for all reasonable values of nn and scan the blockchain for those public keys?

Basically, YES!, so we're not done yet.

© Tari Labs, 2018-2021. (License : CC BY-NC-SA 4.0)

Blinding factors

We need to add randomness to each in/output to prevent a pre-image attack. The basic idea is to do this by adding a second private key to each output.

Input were given their private keys when they were outputs in a previous transaction.

So what if we rewrite the inputs and outputs as follows:

Cni=n.G+ki.HC_{ni} = n.G + k_i.H

where HH is a generator on another (specially selected) EC.

This completely blinds the in- and outputs so that no pre-image attack is possible.
(And is called a Pedersen commitment).

© Tari Labs, 2018-2021. (License : CC BY-NC-SA 4.0)

Alice now builds a transaction like this:

(3.G+k2.H)3T UTXO(2.G+k1.H)2T to Bob(1.G+k3.H)1T change=f.Gfee \underbrace{(3.G + k_2.H)}_{\text{3T UTXO}} - \underbrace{(2.G + k_1.H)}_{\text{2T to Bob}} - \underbrace{(1.G + k_3.H)}_{\text{1T change}} = \underbrace{f.G}_{\text{fee}}

Since in an honest transaction*

3.G2.G1.Gf.G=E=03.G - 2.G - 1.G - f.G = E = 0

this becomes

k2.Hk1.Hk3.H=E=0k_2.H - k_1.H - k_3.H = E = 0

* We'll examine the case where someone is cheating and E0E \ne 0 shortly.

© Tari Labs, 2018-2021. (License : CC BY-NC-SA 4.0)

and so we require

k2k1k3=0k1=k2k3 k_2 - k_1 - k_3 = 0 \\ \therefore k_1 = k_2 - k_3

Alice sends Bob this transaction information (T1) and lets Bob know that his private
key must be k1k_1. To prevent Alice from spending Bob's newly earned Tari, he
can choose a new blinding factor r1r_1 and rewrites the transaction as

(3.G+k2.H)(2.G+(k1r1).H)(1.G+k3.H)f.G=r1.H+E (3.G + k_2.H) - (2.G + (k_1 - r_1).H) - (1.G + k_3.H) - f.G = r_1.H + E

Notice that the RHS is r1.H+Er_1.H + E where EE is the sum of the transaction values.
The RHS is a valid key on HH if and only if E=0E=0*`, i.e. Alice has constructed
the transaction without cheating.

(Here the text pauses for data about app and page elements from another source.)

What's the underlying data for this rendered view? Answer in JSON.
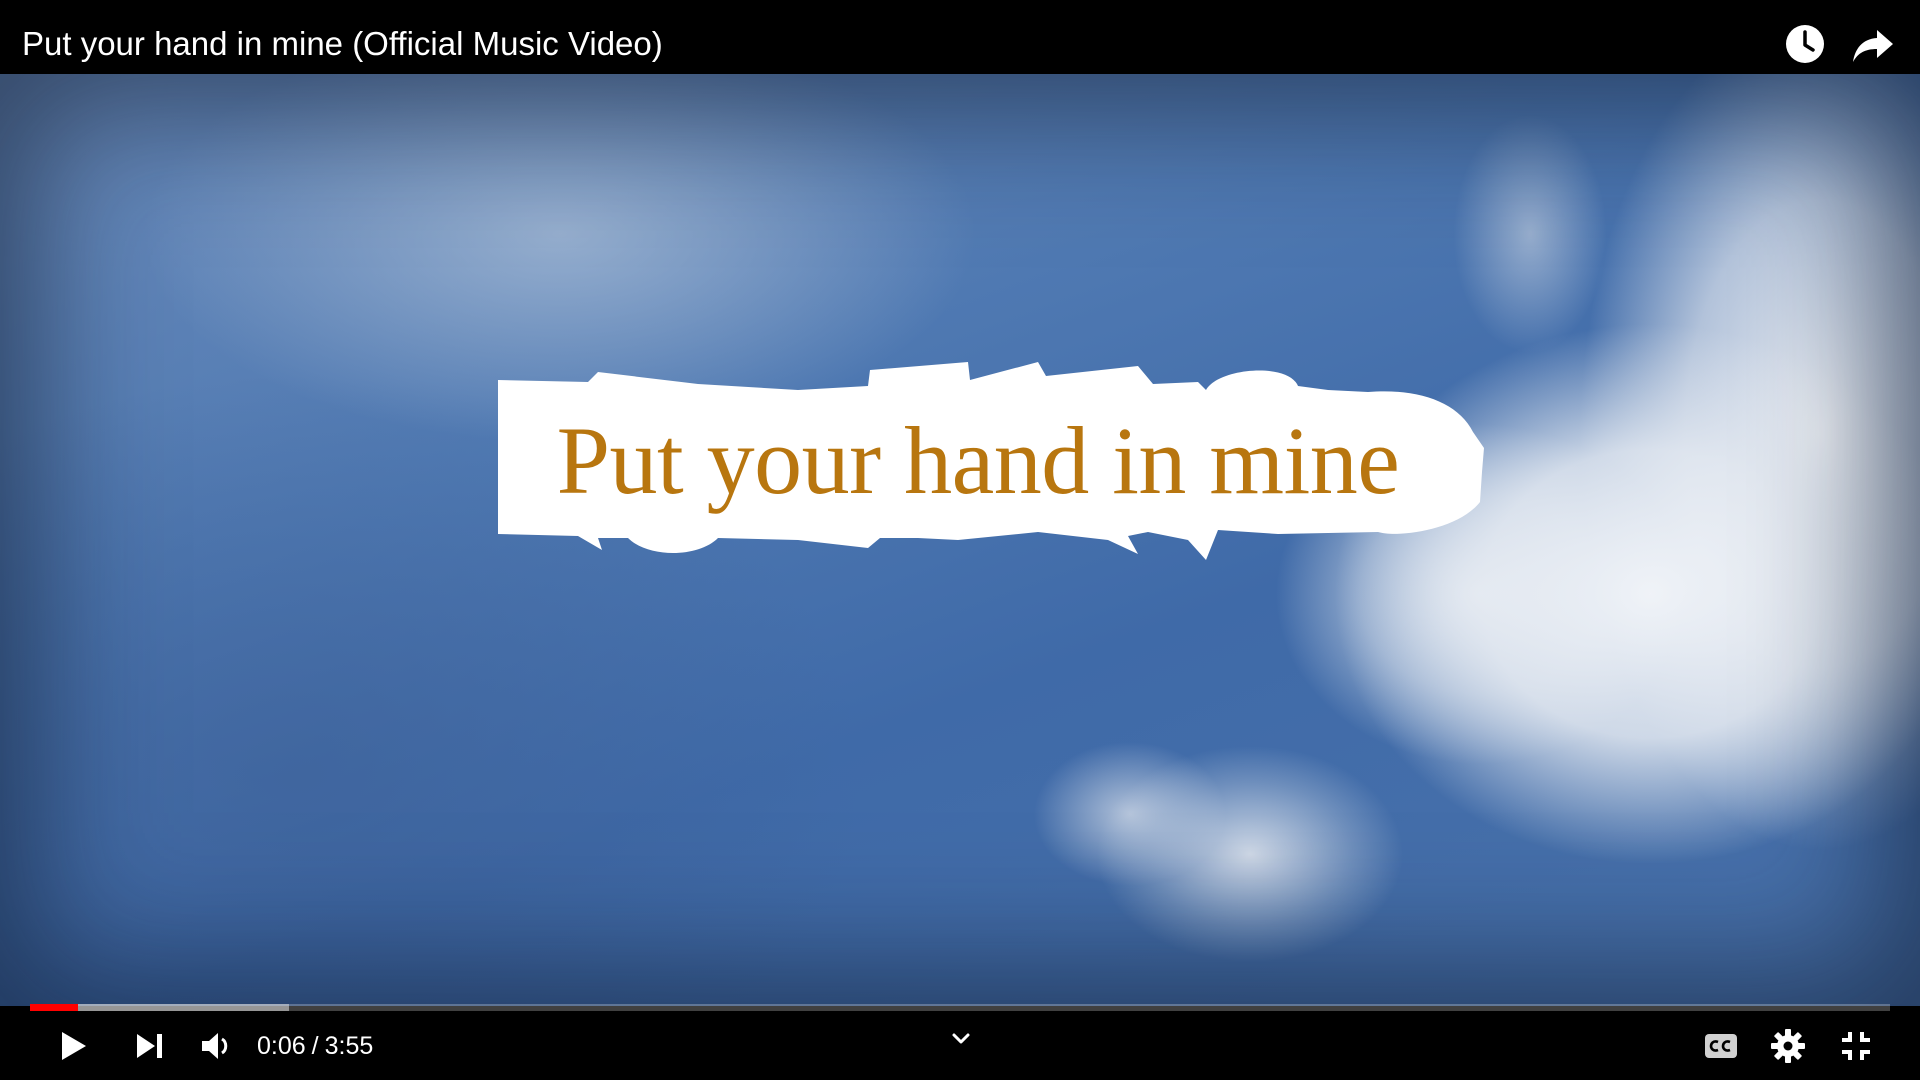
{
  "video": {
    "title": "Put your hand in mine (Official Music Video)",
    "overlay_text": "Put your hand in mine"
  },
  "player": {
    "current_time": "0:06",
    "separator": "/",
    "duration": "3:55",
    "played_fraction": 0.026,
    "buffered_fraction": 0.139
  },
  "icons": {
    "watch_later": "clock-icon",
    "share": "share-arrow-icon",
    "play": "play-icon",
    "next": "skip-next-icon",
    "volume": "volume-icon",
    "expand": "chevron-down-icon",
    "captions": "cc-icon",
    "settings": "gear-icon",
    "fullscreen_exit": "fullscreen-exit-icon"
  },
  "colors": {
    "accent": "#ff0000",
    "overlay_text": "#b8760f",
    "background": "#000000"
  }
}
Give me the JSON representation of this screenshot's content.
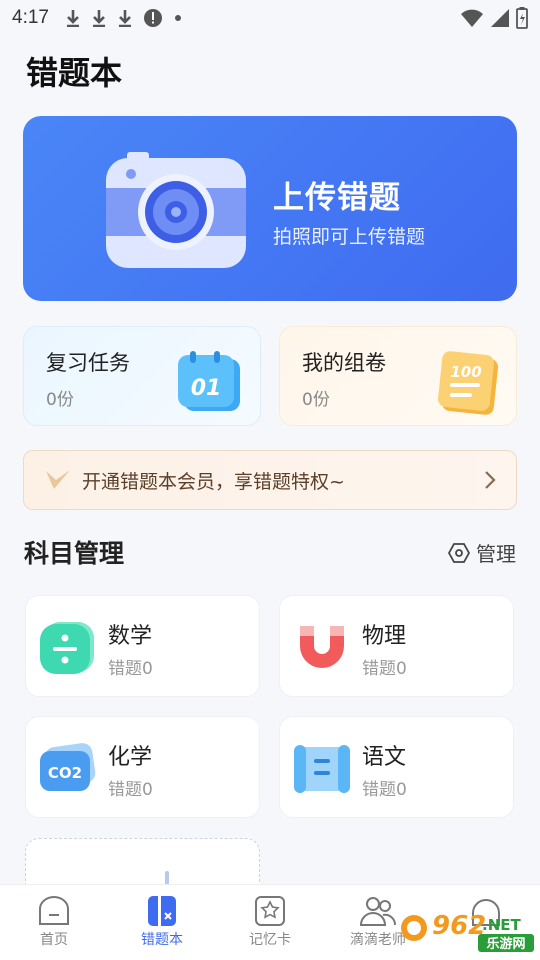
{
  "status_bar": {
    "time": "4:17",
    "icons": [
      "download-icon",
      "download-icon",
      "download-icon",
      "alert-icon",
      "dot-icon"
    ],
    "right_icons": [
      "wifi-icon",
      "signal-icon",
      "battery-icon"
    ]
  },
  "page_title": "错题本",
  "upload": {
    "title": "上传错题",
    "subtitle": "拍照即可上传错题",
    "icon": "camera-icon"
  },
  "review_task": {
    "title": "复习任务",
    "count": "0份",
    "icon_text": "01"
  },
  "my_paper": {
    "title": "我的组卷",
    "count": "0份",
    "icon_text": "100"
  },
  "member": {
    "text": "开通错题本会员，享错题特权~"
  },
  "subjects_section": {
    "title": "科目管理",
    "manage_label": "管理"
  },
  "subjects": [
    {
      "name": "数学",
      "count": "错题0",
      "icon": "math-divide-icon",
      "color": "#3fd9b1"
    },
    {
      "name": "物理",
      "count": "错题0",
      "icon": "magnet-icon",
      "color": "#f25b5b"
    },
    {
      "name": "化学",
      "count": "错题0",
      "icon": "co2-icon",
      "color": "#4a9cf0"
    },
    {
      "name": "语文",
      "count": "错题0",
      "icon": "scroll-icon",
      "color": "#5bb6f5"
    }
  ],
  "nav": [
    {
      "label": "首页",
      "icon": "home-icon"
    },
    {
      "label": "错题本",
      "icon": "mistake-book-icon",
      "active": true
    },
    {
      "label": "记忆卡",
      "icon": "memory-card-icon"
    },
    {
      "label": "滴滴老师",
      "icon": "teacher-icon"
    },
    {
      "label": "",
      "icon": "profile-icon"
    }
  ],
  "watermark": {
    "number": "962",
    "suffix": ".NET",
    "text": "乐游网"
  },
  "colors": {
    "primary": "#3f6bf0",
    "background": "#f6f7fa"
  }
}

More generally, k1k_1 is the sum of all the blinding factors.

* This is a consequence of how the curves HH and GG were selected initially.

© Tari Labs, 2018-2021. (License : CC BY-NC-SA 4.0)

Where we are so far:

  • Alice knows all the values in the transaction.
  • Bob only knows the shared private key k1k_1, his blinding factor, r1r_1 and subsequently the amount he's receiving.
  • Bob can validate that the transaction amounts sum to zero, but doesn't know the other values.
  • Alice knows the private key, k1k_1, but not r1r_1, so can't spend Bob's Tari, since she can't derive the
    private key sum from this information.
© Tari Labs, 2018-2021. (License : CC BY-NC-SA 4.0)

Proof of ownership

Bob signs an empty string with r1r_1 which proves that he knows r1r_1.This
signature is submitted for inclusion to the blockchain along with the transaction details.

A validator / node then only has to check that

  • EE is a valid public key on HH.
  • That the signature Bob provides corresponds to the public key EE
© Tari Labs, 2018-2021. (License : CC BY-NC-SA 4.0)

One last thing

There's still a flaw in this procedure though.

Alice could have spent a 1 Tari output, giving 2 to Bob, and -1 in change to herself,
thus creating 1 Tari out of thin air.

© Tari Labs, 2018-2021. (License : CC BY-NC-SA 4.0)

Range proofs

To prevent, this, Alice needs to provide a set of range proofs for each amount
she receives, proving that the (masked) values lie between 0 and 2642^{64} (exclusive).

Similarly, Bob provides range proofs for the value he is receiving.

The details of these proofs are beyond the scope of this presentation. But some comments:

  • To complete the range proofs you need the private keys, hence Bob derives the RP for his blinded value.
  • Range proofs add considerable overhead to the transaction.
© Tari Labs, 2018-2021. (License : CC BY-NC-SA 4.0)

Transaction summary

A MimbleWimble transaction includes the following:

  • From Alice, a set of inputs, that reference and spend a set of previous outputs.
  • From either / both, a set of new outputs that include:
    • A value and a blinding factor (which is just a new private key)
    • A range proof that shows that the value is non-negative.
  • An explicit transaction fee, in clear.
  • A signature, using the excess blinding value and using it as a private key.
© Tari Labs, 2018-2021. (License : CC BY-NC-SA 4.0)